Record excerpts:
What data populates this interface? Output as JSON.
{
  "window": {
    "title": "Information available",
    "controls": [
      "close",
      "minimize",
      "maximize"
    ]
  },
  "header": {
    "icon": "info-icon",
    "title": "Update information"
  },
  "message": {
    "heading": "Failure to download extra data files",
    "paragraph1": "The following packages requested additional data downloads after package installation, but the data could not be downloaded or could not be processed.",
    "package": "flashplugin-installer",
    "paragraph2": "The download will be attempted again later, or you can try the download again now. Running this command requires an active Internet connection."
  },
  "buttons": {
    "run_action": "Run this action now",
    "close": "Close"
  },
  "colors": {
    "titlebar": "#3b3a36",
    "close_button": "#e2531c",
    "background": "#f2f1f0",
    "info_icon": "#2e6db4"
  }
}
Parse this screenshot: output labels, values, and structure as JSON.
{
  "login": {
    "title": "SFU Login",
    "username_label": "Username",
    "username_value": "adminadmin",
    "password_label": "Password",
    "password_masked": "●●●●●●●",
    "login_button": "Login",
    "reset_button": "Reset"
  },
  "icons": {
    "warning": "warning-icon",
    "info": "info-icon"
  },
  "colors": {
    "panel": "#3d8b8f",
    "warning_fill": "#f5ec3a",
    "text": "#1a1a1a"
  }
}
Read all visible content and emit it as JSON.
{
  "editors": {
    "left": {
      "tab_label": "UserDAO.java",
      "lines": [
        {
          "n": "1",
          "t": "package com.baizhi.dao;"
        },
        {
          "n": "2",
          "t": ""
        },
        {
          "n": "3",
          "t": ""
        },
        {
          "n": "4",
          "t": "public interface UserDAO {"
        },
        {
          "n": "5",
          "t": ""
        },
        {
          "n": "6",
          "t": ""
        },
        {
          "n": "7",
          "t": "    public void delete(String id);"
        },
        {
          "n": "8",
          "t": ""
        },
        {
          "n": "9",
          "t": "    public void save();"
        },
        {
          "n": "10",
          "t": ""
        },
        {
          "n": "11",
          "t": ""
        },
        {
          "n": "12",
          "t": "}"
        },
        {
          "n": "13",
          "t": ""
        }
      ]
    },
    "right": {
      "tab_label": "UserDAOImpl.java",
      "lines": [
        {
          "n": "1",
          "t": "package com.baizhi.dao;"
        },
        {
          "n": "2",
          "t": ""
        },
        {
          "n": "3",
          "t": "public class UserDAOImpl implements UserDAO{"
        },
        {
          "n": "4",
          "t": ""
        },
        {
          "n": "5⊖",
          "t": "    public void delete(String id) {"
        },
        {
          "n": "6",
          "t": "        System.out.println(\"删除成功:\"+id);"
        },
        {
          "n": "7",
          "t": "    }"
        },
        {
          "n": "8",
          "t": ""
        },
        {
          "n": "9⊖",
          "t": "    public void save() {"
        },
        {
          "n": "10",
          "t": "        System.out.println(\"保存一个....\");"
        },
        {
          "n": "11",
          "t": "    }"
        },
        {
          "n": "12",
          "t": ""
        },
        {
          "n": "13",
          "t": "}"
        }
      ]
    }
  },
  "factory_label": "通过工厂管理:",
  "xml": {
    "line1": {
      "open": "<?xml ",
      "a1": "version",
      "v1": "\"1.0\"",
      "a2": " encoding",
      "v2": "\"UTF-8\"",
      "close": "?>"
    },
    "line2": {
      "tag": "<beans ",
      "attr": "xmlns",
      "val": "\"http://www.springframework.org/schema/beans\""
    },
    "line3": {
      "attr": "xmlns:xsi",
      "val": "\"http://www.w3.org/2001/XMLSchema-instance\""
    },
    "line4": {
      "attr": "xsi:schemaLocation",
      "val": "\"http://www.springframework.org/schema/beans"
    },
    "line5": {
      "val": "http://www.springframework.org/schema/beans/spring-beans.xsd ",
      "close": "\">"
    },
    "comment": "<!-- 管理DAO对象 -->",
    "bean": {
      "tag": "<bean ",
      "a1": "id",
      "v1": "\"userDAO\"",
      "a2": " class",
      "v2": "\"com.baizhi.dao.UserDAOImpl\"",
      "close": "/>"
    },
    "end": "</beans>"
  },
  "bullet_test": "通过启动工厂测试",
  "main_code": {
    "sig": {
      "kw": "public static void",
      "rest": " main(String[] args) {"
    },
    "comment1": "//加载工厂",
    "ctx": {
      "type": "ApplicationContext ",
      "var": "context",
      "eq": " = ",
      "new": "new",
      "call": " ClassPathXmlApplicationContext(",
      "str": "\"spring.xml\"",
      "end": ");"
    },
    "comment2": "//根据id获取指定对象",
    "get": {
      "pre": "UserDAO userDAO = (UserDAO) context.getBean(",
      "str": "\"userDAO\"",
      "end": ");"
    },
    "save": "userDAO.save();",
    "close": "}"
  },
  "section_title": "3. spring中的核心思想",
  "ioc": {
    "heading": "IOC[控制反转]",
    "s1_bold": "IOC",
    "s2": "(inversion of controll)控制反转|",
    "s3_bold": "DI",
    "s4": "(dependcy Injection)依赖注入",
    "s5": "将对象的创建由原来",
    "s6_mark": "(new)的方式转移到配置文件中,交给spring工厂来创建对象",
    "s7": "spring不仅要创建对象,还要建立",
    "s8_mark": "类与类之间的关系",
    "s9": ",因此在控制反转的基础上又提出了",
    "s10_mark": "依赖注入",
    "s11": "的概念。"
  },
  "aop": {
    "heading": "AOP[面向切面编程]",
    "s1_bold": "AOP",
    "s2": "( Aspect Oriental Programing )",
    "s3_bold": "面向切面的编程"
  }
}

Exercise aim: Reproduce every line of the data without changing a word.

Solution for this problem:
What data populates this interface? Output as JSON.
{
  "window": {
    "title": "Information available",
    "controls": [
      "close",
      "minimize",
      "maximize"
    ]
  },
  "header": {
    "icon": "info-icon",
    "title": "Update information"
  },
  "message": {
    "heading": "Failure to download extra data files",
    "paragraph1": "The following packages requested additional data downloads after package installation, but the data could not be downloaded or could not be processed.",
    "package": "flashplugin-installer",
    "paragraph2": "The download will be attempted again later, or you can try the download again now. Running this command requires an active Internet connection."
  },
  "buttons": {
    "run_action": "Run this action now",
    "close": "Close"
  },
  "colors": {
    "titlebar": "#3b3a36",
    "close_button": "#e2531c",
    "background": "#f2f1f0",
    "info_icon": "#2e6db4"
  }
}
Parse this screenshot: output labels, values, and structure as JSON.
{
  "login": {
    "title": "SFU Login",
    "username_label": "Username",
    "username_value": "adminadmin",
    "password_label": "Password",
    "password_masked": "●●●●●●●",
    "login_button": "Login",
    "reset_button": "Reset"
  },
  "icons": {
    "warning": "warning-icon",
    "info": "info-icon"
  },
  "colors": {
    "panel": "#3d8b8f",
    "warning_fill": "#f5ec3a",
    "text": "#1a1a1a"
  }
}
Read all visible content and emit it as JSON.
{
  "editors": {
    "left": {
      "tab_label": "UserDAO.java",
      "lines": [
        {
          "n": "1",
          "t": "package com.baizhi.dao;"
        },
        {
          "n": "2",
          "t": ""
        },
        {
          "n": "3",
          "t": ""
        },
        {
          "n": "4",
          "t": "public interface UserDAO {"
        },
        {
          "n": "5",
          "t": ""
        },
        {
          "n": "6",
          "t": ""
        },
        {
          "n": "7",
          "t": "    public void delete(String id);"
        },
        {
          "n": "8",
          "t": ""
        },
        {
          "n": "9",
          "t": "    public void save();"
        },
        {
          "n": "10",
          "t": ""
        },
        {
          "n": "11",
          "t": ""
        },
        {
          "n": "12",
          "t": "}"
        },
        {
          "n": "13",
          "t": ""
        }
      ]
    },
    "right": {
      "tab_label": "UserDAOImpl.java",
      "lines": [
        {
          "n": "1",
          "t": "package com.baizhi.dao;"
        },
        {
          "n": "2",
          "t": ""
        },
        {
          "n": "3",
          "t": "public class UserDAOImpl implements UserDAO{"
        },
        {
          "n": "4",
          "t": ""
        },
        {
          "n": "5⊖",
          "t": "    public void delete(String id) {"
        },
        {
          "n": "6",
          "t": "        System.out.println(\"删除成功:\"+id);"
        },
        {
          "n": "7",
          "t": "    }"
        },
        {
          "n": "8",
          "t": ""
        },
        {
          "n": "9⊖",
          "t": "    public void save() {"
        },
        {
          "n": "10",
          "t": "        System.out.println(\"保存一个....\");"
        },
        {
          "n": "11",
          "t": "    }"
        },
        {
          "n": "12",
          "t": ""
        },
        {
          "n": "13",
          "t": "}"
        }
      ]
    }
  },
  "factory_label": "通过工厂管理:",
  "xml": {
    "line1": {
      "open": "<?xml ",
      "a1": "version",
      "v1": "\"1.0\"",
      "a2": " encoding",
      "v2": "\"UTF-8\"",
      "close": "?>"
    },
    "line2": {
      "tag": "<beans ",
      "attr": "xmlns",
      "val": "\"http://www.springframework.org/schema/beans\""
    },
    "line3": {
      "attr": "xmlns:xsi",
      "val": "\"http://www.w3.org/2001/XMLSchema-instance\""
    },
    "line4": {
      "attr": "xsi:schemaLocation",
      "val": "\"http://www.springframework.org/schema/beans"
    },
    "line5": {
      "val": "http://www.springframework.org/schema/beans/spring-beans.xsd ",
      "close": "\">"
    },
    "comment": "<!-- 管理DAO对象 -->",
    "bean": {
      "tag": "<bean ",
      "a1": "id",
      "v1": "\"userDAO\"",
      "a2": " class",
      "v2": "\"com.baizhi.dao.UserDAOImpl\"",
      "close": "/>"
    },
    "end": "</beans>"
  },
  "bullet_test": "通过启动工厂测试",
  "main_code": {
    "sig": {
      "kw": "public static void",
      "rest": " main(String[] args) {"
    },
    "comment1": "//加载工厂",
    "ctx": {
      "type": "ApplicationContext ",
      "var": "context",
      "eq": " = ",
      "new": "new",
      "call": " ClassPathXmlApplicationContext(",
      "str": "\"spring.xml\"",
      "end": ");"
    },
    "comment2": "//根据id获取指定对象",
    "get": {
      "pre": "UserDAO userDAO = (UserDAO) context.getBean(",
      "str": "\"userDAO\"",
      "end": ");"
    },
    "save": "userDAO.save();",
    "close": "}"
  },
  "section_title": "3. spring中的核心思想",
  "ioc": {
    "heading": "IOC[控制反转]",
    "s1_bold": "IOC",
    "s2": "(inversion of controll)控制反转|",
    "s3_bold": "DI",
    "s4": "(dependcy Injection)依赖注入",
    "s5": "将对象的创建由原来",
    "s6_mark": "(new)的方式转移到配置文件中,交给spring工厂来创建对象",
    "s7": "spring不仅要创建对象,还要建立",
    "s8_mark": "类与类之间的关系",
    "s9": ",因此在控制反转的基础上又提出了",
    "s10_mark": "依赖注入",
    "s11": "的概念。"
  },
  "aop": {
    "heading": "AOP[面向切面编程]",
    "s1_bold": "AOP",
    "s2": "( Aspect Oriental Programing )",
    "s3_bold": "面向切面的编程"
  }
}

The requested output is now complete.